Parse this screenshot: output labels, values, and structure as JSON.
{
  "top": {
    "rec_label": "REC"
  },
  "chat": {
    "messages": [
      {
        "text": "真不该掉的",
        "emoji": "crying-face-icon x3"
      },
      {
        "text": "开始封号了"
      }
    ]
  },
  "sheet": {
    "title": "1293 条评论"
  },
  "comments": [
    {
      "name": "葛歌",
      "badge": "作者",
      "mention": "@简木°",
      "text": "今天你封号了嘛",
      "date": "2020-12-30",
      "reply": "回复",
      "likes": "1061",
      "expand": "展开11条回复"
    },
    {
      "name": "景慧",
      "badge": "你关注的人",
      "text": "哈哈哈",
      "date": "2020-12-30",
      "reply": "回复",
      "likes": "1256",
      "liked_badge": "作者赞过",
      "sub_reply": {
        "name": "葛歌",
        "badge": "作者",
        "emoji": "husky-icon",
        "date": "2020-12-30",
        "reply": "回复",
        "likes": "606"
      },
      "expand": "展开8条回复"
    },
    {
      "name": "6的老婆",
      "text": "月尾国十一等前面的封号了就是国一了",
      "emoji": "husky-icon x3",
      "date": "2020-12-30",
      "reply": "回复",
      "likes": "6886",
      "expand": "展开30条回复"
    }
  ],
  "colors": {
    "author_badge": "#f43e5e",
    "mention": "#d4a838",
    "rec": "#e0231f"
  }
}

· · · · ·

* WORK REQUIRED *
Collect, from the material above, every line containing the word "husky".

* REPLY TO THE EXERCISE *
        "emoji": "husky-icon",
      "emoji": "husky-icon x3",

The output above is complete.